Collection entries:
•••••

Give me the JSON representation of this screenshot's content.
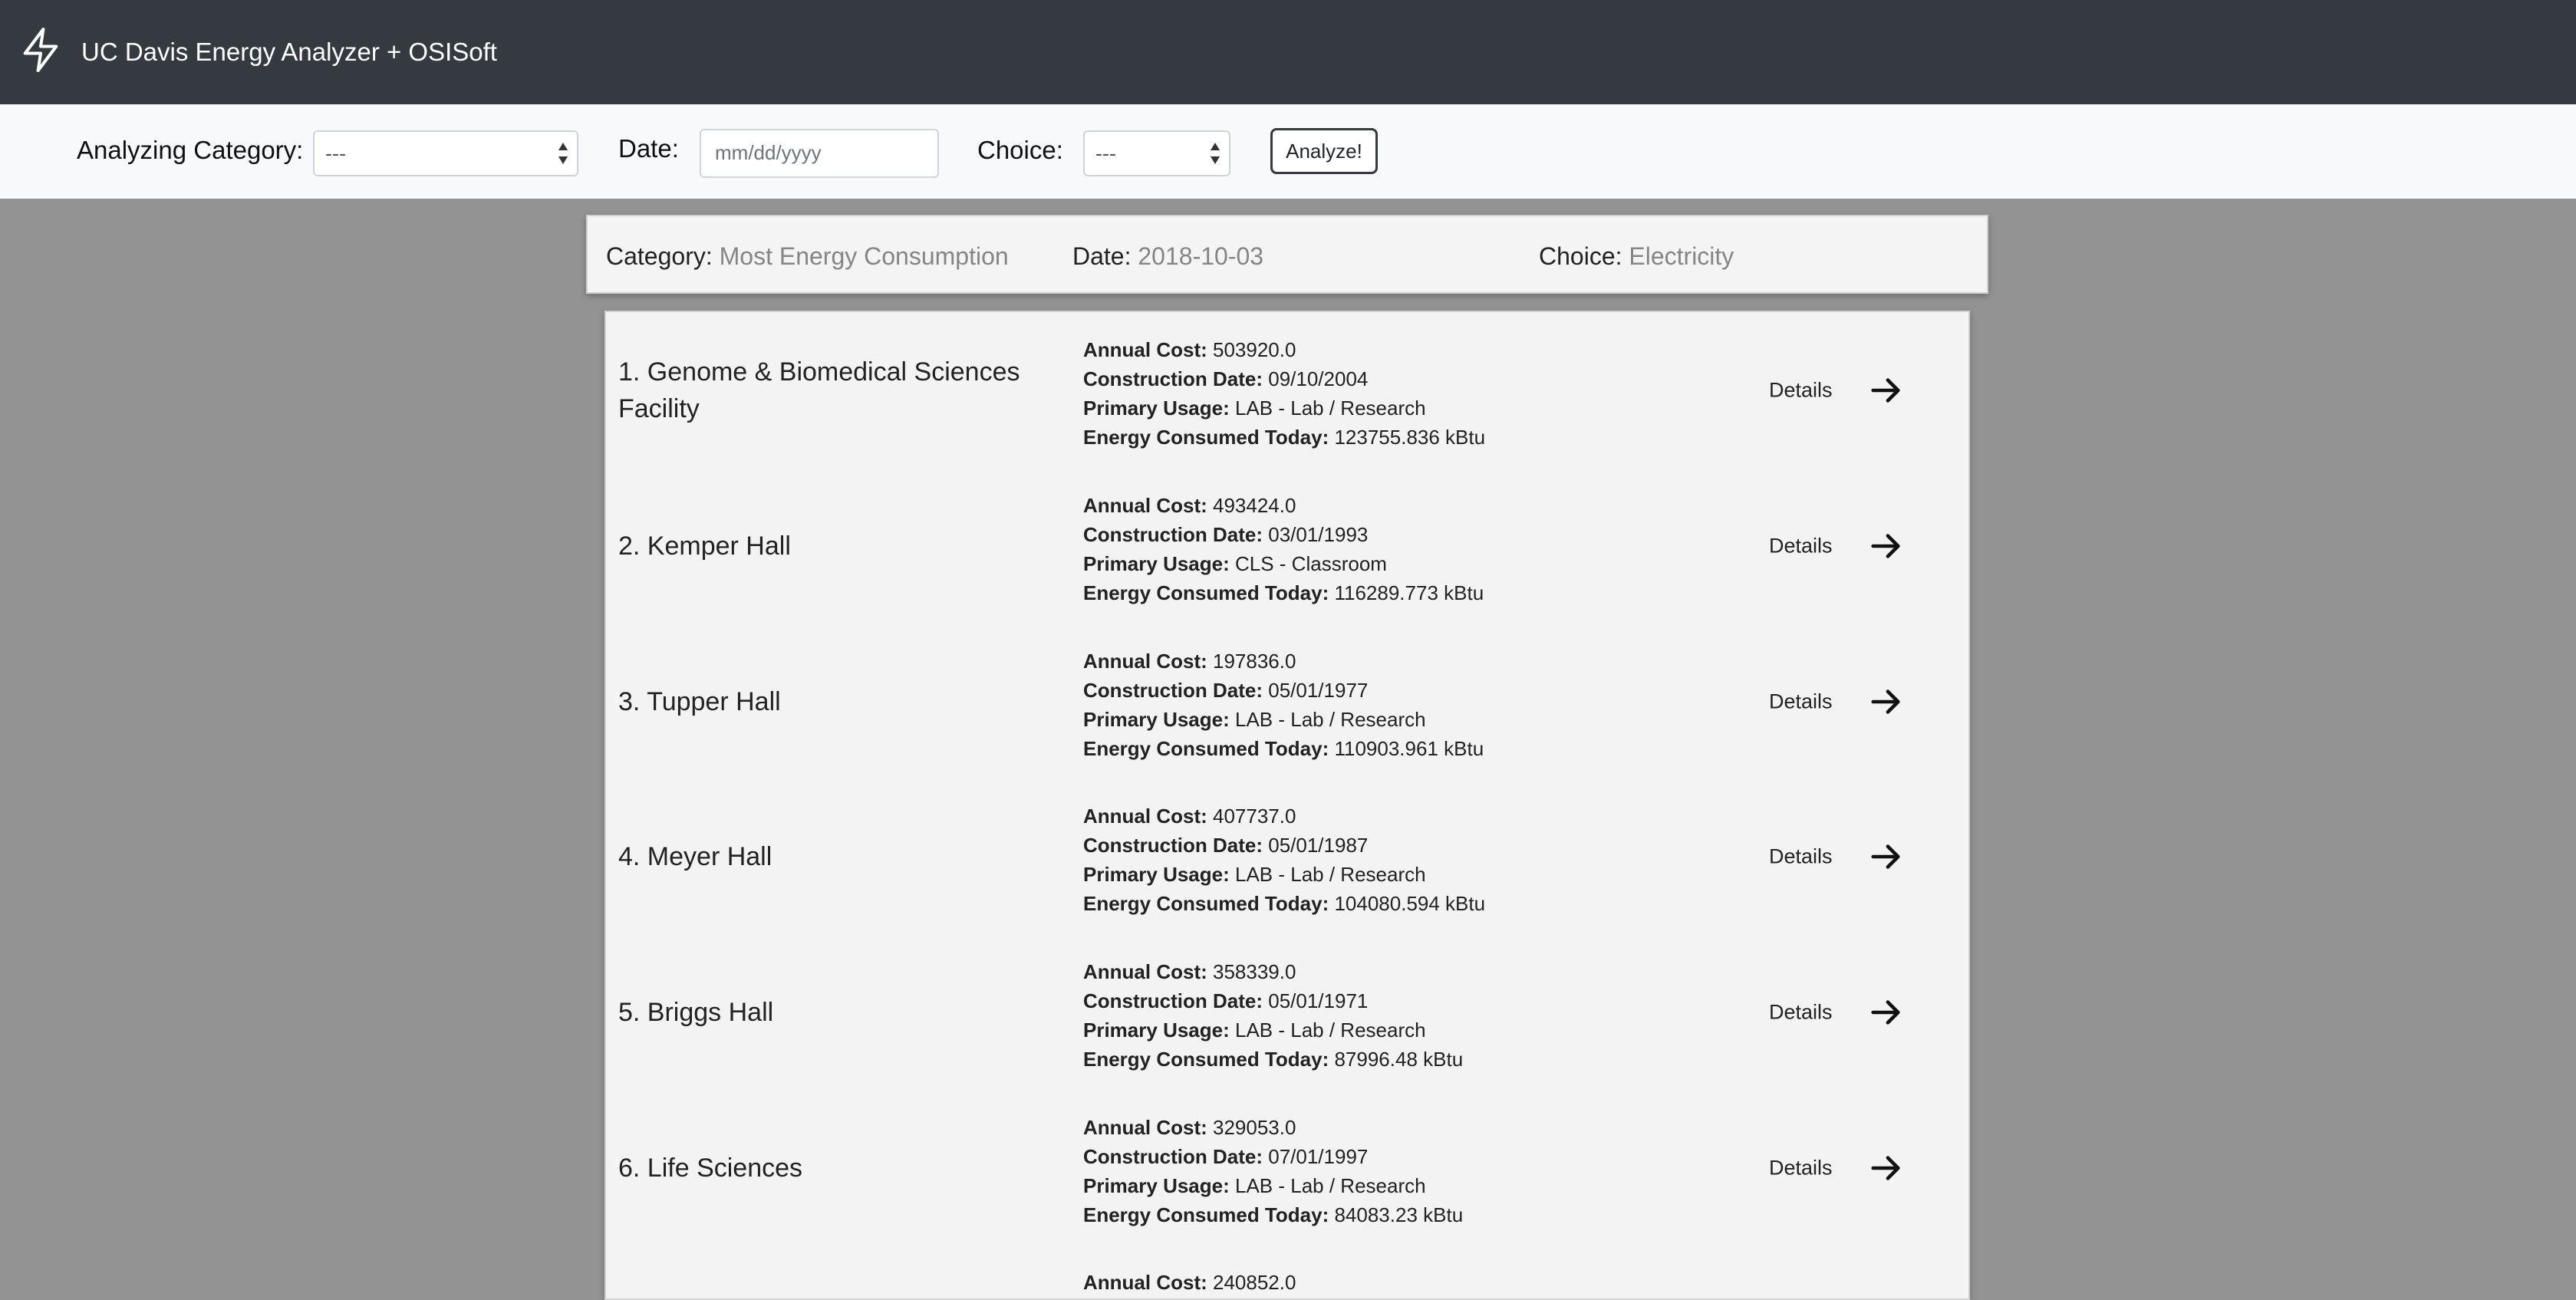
{
  "navbar": {
    "brand": "UC Davis Energy Analyzer + OSISoft",
    "icon": "lightning-bolt-icon"
  },
  "form": {
    "category_label": "Analyzing Category:",
    "category_value": "---",
    "date_label": "Date:",
    "date_placeholder": "mm/dd/yyyy",
    "choice_label": "Choice:",
    "choice_value": "---",
    "analyze_label": "Analyze!"
  },
  "summary": {
    "category_key": "Category:",
    "category_value": "Most Energy Consumption",
    "date_key": "Date:",
    "date_value": "2018-10-03",
    "choice_key": "Choice:",
    "choice_value": "Electricity"
  },
  "field_labels": {
    "annual_cost": "Annual Cost:",
    "construction_date": "Construction Date:",
    "primary_usage": "Primary Usage:",
    "energy_today": "Energy Consumed Today:"
  },
  "details_label": "Details",
  "buildings": [
    {
      "name": "1. Genome & Biomedical Sciences Facility",
      "annual_cost": "503920.0",
      "construction_date": "09/10/2004",
      "primary_usage": "LAB - Lab / Research",
      "energy_today": "123755.836 kBtu"
    },
    {
      "name": "2. Kemper Hall",
      "annual_cost": "493424.0",
      "construction_date": "03/01/1993",
      "primary_usage": "CLS - Classroom",
      "energy_today": "116289.773 kBtu"
    },
    {
      "name": "3. Tupper Hall",
      "annual_cost": "197836.0",
      "construction_date": "05/01/1977",
      "primary_usage": "LAB - Lab / Research",
      "energy_today": "110903.961 kBtu"
    },
    {
      "name": "4. Meyer Hall",
      "annual_cost": "407737.0",
      "construction_date": "05/01/1987",
      "primary_usage": "LAB - Lab / Research",
      "energy_today": "104080.594 kBtu"
    },
    {
      "name": "5. Briggs Hall",
      "annual_cost": "358339.0",
      "construction_date": "05/01/1971",
      "primary_usage": "LAB - Lab / Research",
      "energy_today": "87996.48 kBtu"
    },
    {
      "name": "6. Life Sciences",
      "annual_cost": "329053.0",
      "construction_date": "07/01/1997",
      "primary_usage": "LAB - Lab / Research",
      "energy_today": "84083.23 kBtu"
    },
    {
      "annual_cost": "240852.0"
    }
  ]
}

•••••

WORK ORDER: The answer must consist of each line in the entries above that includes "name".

REPLY TO THE EXERCISE:
      "name": "1. Genome & Biomedical Sciences Facility",
      "name": "2. Kemper Hall",
      "name": "3. Tupper Hall",
      "name": "4. Meyer Hall",
      "name": "5. Briggs Hall",
      "name": "6. Life Sciences",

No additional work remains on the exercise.